* [ABOUT THIS TASK]
Work through the data below and copy out every line where "content" is found.

Segment Start: INFORMATION

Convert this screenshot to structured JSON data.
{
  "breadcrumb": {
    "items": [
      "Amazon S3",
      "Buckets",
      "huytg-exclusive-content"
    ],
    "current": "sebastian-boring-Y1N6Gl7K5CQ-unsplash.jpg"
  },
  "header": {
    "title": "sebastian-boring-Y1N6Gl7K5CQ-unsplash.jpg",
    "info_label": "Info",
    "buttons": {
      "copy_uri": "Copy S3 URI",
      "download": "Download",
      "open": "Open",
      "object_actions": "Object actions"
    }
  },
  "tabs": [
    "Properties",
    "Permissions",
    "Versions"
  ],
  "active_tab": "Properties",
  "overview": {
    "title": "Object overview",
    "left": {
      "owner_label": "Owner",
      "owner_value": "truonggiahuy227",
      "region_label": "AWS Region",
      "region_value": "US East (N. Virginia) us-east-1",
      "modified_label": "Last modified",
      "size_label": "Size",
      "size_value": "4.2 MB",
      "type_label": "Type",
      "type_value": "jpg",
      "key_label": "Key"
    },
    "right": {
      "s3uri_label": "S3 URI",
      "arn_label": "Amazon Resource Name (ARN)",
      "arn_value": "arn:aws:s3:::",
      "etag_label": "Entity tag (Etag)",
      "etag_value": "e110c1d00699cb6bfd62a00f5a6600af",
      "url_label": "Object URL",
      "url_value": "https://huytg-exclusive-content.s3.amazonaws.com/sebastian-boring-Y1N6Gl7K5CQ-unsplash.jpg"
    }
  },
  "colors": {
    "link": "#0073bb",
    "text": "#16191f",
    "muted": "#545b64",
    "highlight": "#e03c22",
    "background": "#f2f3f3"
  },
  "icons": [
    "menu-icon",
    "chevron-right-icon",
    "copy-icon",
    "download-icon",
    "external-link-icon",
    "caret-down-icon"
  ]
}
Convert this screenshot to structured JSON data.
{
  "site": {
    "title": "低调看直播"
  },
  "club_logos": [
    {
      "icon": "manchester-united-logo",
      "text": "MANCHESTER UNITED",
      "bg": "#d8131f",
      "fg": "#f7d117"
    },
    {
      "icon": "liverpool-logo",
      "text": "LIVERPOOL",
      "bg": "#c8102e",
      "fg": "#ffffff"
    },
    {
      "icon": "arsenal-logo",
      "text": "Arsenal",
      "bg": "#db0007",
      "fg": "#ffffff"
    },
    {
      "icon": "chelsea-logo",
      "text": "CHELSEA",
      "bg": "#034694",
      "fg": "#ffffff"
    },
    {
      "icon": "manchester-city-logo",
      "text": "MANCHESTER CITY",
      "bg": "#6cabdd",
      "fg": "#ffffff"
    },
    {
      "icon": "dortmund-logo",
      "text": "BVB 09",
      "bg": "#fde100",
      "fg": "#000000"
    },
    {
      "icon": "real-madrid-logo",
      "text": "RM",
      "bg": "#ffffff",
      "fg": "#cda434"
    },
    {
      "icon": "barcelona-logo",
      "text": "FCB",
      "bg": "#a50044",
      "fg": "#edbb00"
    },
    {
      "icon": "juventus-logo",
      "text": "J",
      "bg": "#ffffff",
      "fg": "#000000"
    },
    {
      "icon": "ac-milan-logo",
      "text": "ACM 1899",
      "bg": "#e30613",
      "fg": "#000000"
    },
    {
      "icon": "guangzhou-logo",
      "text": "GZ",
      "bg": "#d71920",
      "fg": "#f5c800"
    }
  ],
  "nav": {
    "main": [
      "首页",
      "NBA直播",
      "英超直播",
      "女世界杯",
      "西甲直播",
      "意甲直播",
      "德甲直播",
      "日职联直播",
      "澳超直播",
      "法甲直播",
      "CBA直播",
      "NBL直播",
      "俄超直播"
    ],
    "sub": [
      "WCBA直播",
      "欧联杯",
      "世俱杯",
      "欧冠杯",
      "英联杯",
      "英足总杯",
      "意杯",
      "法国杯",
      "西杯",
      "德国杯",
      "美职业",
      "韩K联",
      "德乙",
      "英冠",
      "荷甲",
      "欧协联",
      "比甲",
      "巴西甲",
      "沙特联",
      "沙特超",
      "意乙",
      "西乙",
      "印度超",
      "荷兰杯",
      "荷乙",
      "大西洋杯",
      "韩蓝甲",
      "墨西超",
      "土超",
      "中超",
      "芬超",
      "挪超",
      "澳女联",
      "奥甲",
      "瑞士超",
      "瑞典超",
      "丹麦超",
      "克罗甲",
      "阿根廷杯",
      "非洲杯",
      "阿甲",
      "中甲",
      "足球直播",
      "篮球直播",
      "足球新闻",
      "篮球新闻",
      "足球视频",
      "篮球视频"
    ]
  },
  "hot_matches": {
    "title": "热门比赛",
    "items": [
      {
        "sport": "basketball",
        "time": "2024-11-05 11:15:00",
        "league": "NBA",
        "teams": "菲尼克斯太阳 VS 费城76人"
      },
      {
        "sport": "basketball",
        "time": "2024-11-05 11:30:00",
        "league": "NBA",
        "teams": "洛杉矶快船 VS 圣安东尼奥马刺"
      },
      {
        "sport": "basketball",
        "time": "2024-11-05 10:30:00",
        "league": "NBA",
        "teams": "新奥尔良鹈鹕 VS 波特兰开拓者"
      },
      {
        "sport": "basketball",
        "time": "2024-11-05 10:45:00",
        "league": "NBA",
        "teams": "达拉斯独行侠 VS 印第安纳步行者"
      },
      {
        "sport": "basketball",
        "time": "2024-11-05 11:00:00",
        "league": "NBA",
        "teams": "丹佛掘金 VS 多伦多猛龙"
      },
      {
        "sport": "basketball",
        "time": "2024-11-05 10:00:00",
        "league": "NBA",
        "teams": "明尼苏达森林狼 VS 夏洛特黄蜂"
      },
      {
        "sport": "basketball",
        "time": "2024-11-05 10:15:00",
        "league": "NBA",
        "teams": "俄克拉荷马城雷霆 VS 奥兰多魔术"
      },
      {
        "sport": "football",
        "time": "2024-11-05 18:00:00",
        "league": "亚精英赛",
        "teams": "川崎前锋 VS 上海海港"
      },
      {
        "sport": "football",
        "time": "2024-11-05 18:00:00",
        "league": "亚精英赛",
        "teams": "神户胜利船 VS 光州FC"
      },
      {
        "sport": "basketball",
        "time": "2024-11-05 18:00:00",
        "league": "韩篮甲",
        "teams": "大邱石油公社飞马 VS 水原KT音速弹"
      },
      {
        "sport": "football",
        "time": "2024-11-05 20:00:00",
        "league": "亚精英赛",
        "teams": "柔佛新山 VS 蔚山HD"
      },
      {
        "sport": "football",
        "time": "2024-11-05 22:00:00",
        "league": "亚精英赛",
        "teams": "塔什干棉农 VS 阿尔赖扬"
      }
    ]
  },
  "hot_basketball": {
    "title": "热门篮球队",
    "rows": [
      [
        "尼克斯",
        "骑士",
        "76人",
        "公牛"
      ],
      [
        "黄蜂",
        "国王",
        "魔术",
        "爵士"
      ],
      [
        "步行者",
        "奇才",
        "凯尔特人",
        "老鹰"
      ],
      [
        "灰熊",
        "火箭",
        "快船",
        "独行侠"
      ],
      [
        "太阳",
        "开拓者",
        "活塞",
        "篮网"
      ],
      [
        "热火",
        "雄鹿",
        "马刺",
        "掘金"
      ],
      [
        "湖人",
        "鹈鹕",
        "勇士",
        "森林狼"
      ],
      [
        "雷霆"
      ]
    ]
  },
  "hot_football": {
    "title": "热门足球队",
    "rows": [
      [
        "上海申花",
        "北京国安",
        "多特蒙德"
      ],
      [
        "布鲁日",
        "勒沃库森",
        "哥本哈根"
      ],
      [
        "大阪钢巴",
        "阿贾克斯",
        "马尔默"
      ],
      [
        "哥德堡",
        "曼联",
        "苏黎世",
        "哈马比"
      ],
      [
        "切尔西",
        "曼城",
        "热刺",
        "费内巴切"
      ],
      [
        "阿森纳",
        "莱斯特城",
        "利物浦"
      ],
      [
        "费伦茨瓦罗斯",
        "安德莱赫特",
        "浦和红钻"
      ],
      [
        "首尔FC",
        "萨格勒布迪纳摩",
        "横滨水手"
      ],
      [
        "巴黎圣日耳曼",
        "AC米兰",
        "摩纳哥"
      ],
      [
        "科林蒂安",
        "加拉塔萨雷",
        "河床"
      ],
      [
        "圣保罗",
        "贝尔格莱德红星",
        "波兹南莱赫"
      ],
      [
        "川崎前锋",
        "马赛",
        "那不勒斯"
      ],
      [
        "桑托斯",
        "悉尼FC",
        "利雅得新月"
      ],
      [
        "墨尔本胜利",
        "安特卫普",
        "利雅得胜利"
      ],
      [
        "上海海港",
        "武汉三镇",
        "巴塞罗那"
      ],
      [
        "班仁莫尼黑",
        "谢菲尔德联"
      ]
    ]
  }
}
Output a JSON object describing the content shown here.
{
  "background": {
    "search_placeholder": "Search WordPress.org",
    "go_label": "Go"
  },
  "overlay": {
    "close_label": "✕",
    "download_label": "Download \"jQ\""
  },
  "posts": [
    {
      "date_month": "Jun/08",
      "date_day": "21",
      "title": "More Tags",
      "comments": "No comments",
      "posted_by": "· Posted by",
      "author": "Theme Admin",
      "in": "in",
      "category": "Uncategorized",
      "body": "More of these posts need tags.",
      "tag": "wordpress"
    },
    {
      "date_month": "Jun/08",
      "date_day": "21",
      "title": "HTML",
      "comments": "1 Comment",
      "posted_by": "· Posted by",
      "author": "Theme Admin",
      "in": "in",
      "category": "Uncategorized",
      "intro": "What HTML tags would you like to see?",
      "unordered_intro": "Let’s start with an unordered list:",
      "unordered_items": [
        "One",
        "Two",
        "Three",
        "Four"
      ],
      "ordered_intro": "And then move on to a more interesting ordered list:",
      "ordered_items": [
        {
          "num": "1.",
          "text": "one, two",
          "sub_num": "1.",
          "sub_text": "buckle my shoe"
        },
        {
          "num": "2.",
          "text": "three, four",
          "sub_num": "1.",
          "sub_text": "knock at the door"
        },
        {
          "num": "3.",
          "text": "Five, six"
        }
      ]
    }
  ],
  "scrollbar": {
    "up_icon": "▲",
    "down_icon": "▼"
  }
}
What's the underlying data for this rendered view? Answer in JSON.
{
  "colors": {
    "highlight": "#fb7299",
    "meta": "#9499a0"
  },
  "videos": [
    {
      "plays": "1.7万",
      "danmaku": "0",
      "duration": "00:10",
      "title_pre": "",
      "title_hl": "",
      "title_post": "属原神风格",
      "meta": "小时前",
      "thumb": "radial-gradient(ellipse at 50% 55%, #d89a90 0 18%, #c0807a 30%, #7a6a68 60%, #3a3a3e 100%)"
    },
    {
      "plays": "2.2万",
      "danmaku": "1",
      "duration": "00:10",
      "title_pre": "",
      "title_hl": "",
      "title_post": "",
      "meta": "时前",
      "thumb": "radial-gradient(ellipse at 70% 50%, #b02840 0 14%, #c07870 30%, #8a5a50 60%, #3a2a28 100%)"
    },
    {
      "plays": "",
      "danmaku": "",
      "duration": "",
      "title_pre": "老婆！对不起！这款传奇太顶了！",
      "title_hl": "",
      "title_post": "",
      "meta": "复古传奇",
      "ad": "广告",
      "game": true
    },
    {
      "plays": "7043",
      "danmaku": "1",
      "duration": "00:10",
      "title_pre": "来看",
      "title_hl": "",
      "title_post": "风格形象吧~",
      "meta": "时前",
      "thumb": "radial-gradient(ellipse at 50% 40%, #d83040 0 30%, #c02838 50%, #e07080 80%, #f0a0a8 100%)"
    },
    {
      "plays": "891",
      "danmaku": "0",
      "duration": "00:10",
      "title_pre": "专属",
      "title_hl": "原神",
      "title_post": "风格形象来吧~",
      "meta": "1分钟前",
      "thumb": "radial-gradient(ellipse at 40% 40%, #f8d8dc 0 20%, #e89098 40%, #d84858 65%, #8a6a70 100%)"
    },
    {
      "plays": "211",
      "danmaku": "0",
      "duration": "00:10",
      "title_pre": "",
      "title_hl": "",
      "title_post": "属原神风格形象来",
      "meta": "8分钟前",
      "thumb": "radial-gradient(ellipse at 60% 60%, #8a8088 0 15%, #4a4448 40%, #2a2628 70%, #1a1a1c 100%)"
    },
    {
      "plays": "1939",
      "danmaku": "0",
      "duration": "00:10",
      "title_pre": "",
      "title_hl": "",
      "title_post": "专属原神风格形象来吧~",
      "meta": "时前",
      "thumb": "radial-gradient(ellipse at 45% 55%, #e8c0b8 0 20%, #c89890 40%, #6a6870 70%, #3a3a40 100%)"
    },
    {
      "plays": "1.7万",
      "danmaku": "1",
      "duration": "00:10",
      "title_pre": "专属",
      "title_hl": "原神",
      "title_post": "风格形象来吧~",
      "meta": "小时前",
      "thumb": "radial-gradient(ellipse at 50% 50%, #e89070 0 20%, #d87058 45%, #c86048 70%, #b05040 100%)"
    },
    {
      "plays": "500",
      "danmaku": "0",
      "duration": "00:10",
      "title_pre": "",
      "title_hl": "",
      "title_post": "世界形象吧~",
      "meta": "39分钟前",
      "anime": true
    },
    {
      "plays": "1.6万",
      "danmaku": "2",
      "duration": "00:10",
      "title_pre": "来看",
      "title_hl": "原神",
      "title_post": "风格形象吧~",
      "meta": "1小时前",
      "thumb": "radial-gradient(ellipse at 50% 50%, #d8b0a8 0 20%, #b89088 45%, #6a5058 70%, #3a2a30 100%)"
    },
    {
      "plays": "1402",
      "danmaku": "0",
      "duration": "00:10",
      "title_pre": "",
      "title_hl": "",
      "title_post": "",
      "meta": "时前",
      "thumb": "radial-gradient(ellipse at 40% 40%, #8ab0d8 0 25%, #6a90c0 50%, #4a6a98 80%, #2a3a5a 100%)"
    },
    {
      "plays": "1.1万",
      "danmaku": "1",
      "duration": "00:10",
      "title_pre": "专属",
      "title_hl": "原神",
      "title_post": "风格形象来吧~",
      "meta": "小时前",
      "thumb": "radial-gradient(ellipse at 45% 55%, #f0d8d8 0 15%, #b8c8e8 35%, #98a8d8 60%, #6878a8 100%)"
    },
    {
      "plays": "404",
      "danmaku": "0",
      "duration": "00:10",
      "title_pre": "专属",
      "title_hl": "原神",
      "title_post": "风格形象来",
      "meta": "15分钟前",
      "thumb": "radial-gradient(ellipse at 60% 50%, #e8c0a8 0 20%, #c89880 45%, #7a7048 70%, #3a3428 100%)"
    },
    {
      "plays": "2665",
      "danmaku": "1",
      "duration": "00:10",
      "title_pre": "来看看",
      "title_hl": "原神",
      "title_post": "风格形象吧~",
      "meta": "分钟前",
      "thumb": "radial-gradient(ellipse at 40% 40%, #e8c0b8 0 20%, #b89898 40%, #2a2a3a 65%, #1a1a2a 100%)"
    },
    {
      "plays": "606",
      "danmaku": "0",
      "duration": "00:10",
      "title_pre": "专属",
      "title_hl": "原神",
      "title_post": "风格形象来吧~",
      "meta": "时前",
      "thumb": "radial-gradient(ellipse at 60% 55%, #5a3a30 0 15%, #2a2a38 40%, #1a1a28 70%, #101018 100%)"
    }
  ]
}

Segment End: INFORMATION

* [WRITTEN RESPONSE]
      "huytg-exclusive-content"
      "url_value": "https://huytg-exclusive-content.s3.amazonaws.com/sebastian-boring-Y1N6Gl7K5CQ-unsplash.jpg"
Output a JSON object describing the content shown here.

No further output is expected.